A couple of year later, he was given the opportunity to return and ended up living there for three years.
He started by talking through his evolution as a photographer from his first Fuji Finepix with a 16-90 zoom lens through a Canon 450D, a Canon 7D and finally a Canon 1DX using his lens of choice, a 400mm f2.8.
Although he pointed out that he was in no way a professional photographer, he then went on to present a series of outstanding images, starting with the iconic acacia tree silhouetted against an African sunset.
He then moved in to The Masai Mara with a series of intimate photographs of a pride of lions resting after a kill, followed by close up portraits of a cheetah, elephants, black backed jackals and a wide variety of birds.
With each image, he gave us the problems he faced taking each image, from coping with heat haze, being viewed by some subjects as a meat and the danger of larger animals protecting their young.
Calum also explained the dangers faced by the Kenyan and Tanzanian Wildlife Parks from poaching, the loss of habitat and by tourism. He balanced this by explaining and showing examples of the excellent work carried out by The Kenyan Wildlife Service and other organisations such as The Big Life Foundation amongst others.

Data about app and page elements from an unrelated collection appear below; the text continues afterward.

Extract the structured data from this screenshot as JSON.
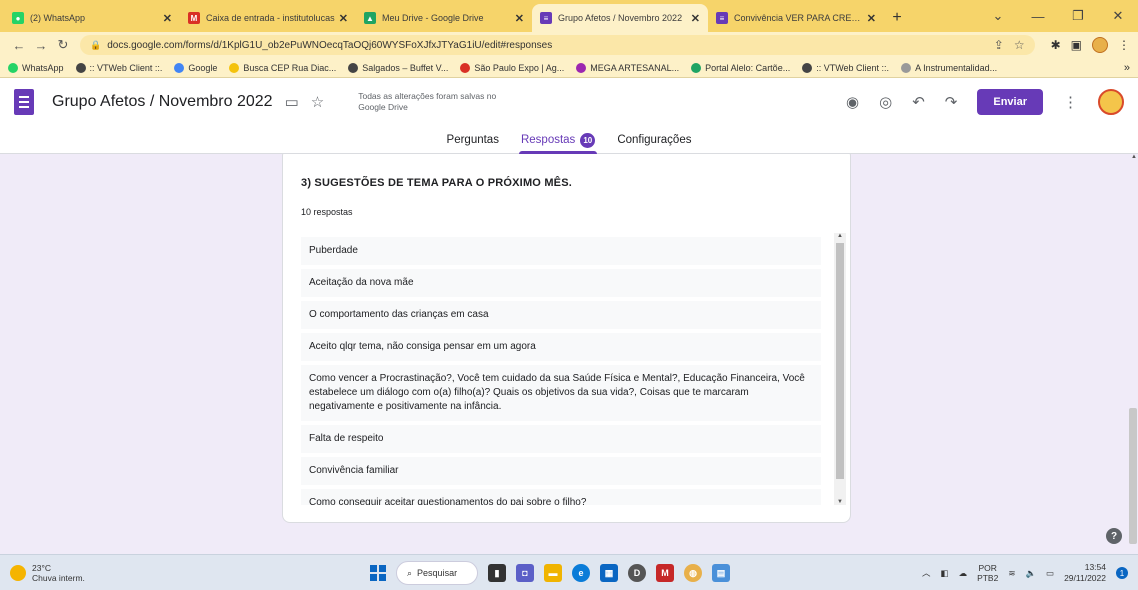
{
  "browser": {
    "tabs": [
      {
        "label": "(2) WhatsApp",
        "color": "#25d366",
        "glyph": "●"
      },
      {
        "label": "Caixa de entrada - institutolucas",
        "color": "#d93025",
        "glyph": "M"
      },
      {
        "label": "Meu Drive - Google Drive",
        "color": "#1fa463",
        "glyph": "▲"
      },
      {
        "label": "Grupo Afetos / Novembro 2022",
        "color": "#673ab7",
        "glyph": "≡"
      },
      {
        "label": "Convivência VER PARA CRER/No",
        "color": "#673ab7",
        "glyph": "≡"
      }
    ],
    "active_tab_index": 3,
    "url": "docs.google.com/forms/d/1KplG1U_ob2ePuWNOecqTaOQj60WYSFoXJfxJTYaG1iU/edit#responses",
    "bookmarks": [
      {
        "label": "WhatsApp",
        "color": "#25d366"
      },
      {
        "label": ":: VTWeb Client ::.",
        "color": "#444444"
      },
      {
        "label": "Google",
        "color": "#4285f4"
      },
      {
        "label": "Busca CEP Rua Diac...",
        "color": "#f4c20d"
      },
      {
        "label": "Salgados – Buffet V...",
        "color": "#444444"
      },
      {
        "label": "São Paulo Expo | Ag...",
        "color": "#d93025"
      },
      {
        "label": "MEGA ARTESANAL...",
        "color": "#9c27b0"
      },
      {
        "label": "Portal Alelo: Cartõe...",
        "color": "#1fa463"
      },
      {
        "label": ":: VTWeb Client ::.",
        "color": "#444444"
      },
      {
        "label": "A Instrumentalidad...",
        "color": "#999999"
      }
    ]
  },
  "form": {
    "title": "Grupo Afetos / Novembro 2022",
    "save_status": "Todas as alterações foram salvas no Google Drive",
    "send_label": "Enviar",
    "tabs": {
      "questions": "Perguntas",
      "responses": "Respostas",
      "responses_count": "10",
      "settings": "Configurações"
    },
    "question": {
      "title": "3) SUGESTÕES DE TEMA PARA O PRÓXIMO MÊS.",
      "count_text": "10 respostas",
      "answers": [
        "Puberdade",
        "Aceitação da nova mãe",
        "O comportamento das crianças em casa",
        "Aceito qlqr tema, não consiga pensar em um agora",
        "Como vencer a Procrastinação?, Você tem cuidado da sua Saúde Física e Mental?, Educação Financeira, Você estabelece um diálogo com o(a) filho(a)? Quais os objetivos da sua vida?, Coisas que te marcaram negativamente e positivamente na infância.",
        "Falta de respeito",
        "Convivência familiar",
        "Como conseguir aceitar questionamentos do pai sobre o filho?"
      ]
    }
  },
  "taskbar": {
    "temperature": "23°C",
    "weather": "Chuva interm.",
    "search_label": "Pesquisar",
    "lang_top": "POR",
    "lang_bottom": "PTB2",
    "time": "13:54",
    "date": "29/11/2022"
  },
  "colors": {
    "accent": "#673ab7",
    "page_bg": "#f0ebf8"
  }
}
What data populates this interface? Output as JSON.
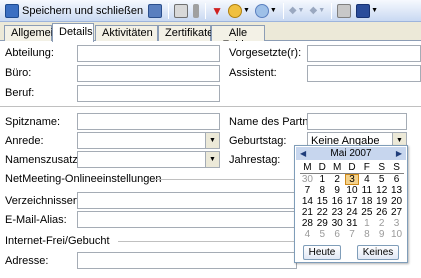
{
  "toolbar": {
    "save_close_label": "Speichern und schließen",
    "save_close_accel": "S",
    "icons": [
      "save-close-icon",
      "save-icon",
      "print-icon",
      "attach-icon",
      "flag-icon",
      "categorize-icon",
      "recurrence-icon",
      "previous-item-icon",
      "next-item-icon",
      "address-book-icon",
      "help-icon"
    ]
  },
  "tabs": [
    {
      "label": "Allgemein"
    },
    {
      "label": "Details"
    },
    {
      "label": "Aktivitäten"
    },
    {
      "label": "Zertifikate"
    },
    {
      "label": "Alle Felder"
    }
  ],
  "form": {
    "abteilung": "Abteilung:",
    "buero": "Büro:",
    "beruf": "Beruf:",
    "vorgesetzte": "Vorgesetzte(r):",
    "assistent": "Assistent:",
    "spitzname": "Spitzname:",
    "anrede": "Anrede:",
    "namenszusatz": "Namenszusatz:",
    "partner": "Name des Partners:",
    "geburtstag": "Geburtstag:",
    "geburtstag_value": "Keine Angabe",
    "jahrestag": "Jahrestag:",
    "netmeeting_section": "NetMeeting-Onlineeinstellungen",
    "verzeichnisserver": "Verzeichnisserver:",
    "email_alias": "E-Mail-Alias:",
    "freebusy_section": "Internet-Frei/Gebucht",
    "adresse": "Adresse:"
  },
  "calendar": {
    "month_label": "Mai 2007",
    "weekdays": [
      "M",
      "D",
      "M",
      "D",
      "F",
      "S",
      "S"
    ],
    "weeks": [
      [
        "30",
        "1",
        "2",
        "3",
        "4",
        "5",
        "6"
      ],
      [
        "7",
        "8",
        "9",
        "10",
        "11",
        "12",
        "13"
      ],
      [
        "14",
        "15",
        "16",
        "17",
        "18",
        "19",
        "20"
      ],
      [
        "21",
        "22",
        "23",
        "24",
        "25",
        "26",
        "27"
      ],
      [
        "28",
        "29",
        "30",
        "31",
        "1",
        "2",
        "3"
      ],
      [
        "4",
        "5",
        "6",
        "7",
        "8",
        "9",
        "10"
      ]
    ],
    "today_button": "Heute",
    "none_button": "Keines"
  }
}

From Africa, he moved on to his travels in Borneo and his visits to the Danum Valley Conservation Area.
He explained that due to the density of the rain forest blocking all light to the ground, photography at ground level is difficult, not least as most of the wildlife lives in the canopy and tree tops.
To avoid serious neck strain by pointing a heavy DSLR up to the heavens, the best opportunity to see wildlife is from the river, in his case in a boat on the Kinabatangan River where he produced images of an amazing variety of animals from Proboscis Monkeys, Silvery Lutung Leaf Monkeys, exotic birds like the odd looking Stork Billed King Fisher, lizards including the imposing Water Monitor and snakes.
Again Calum touched on the dangers faced by that delicate ecosystem especially from deforestation to make way for palm oil plantations.
Calum showed to us all that he was a talented photographer and a well informed and interesting speaker with an infectious passion for wildlife. This fact best was demonstrated and evidenced by the packed audience at the West Moor Centre to see, hear and enjoy his excellent presentation.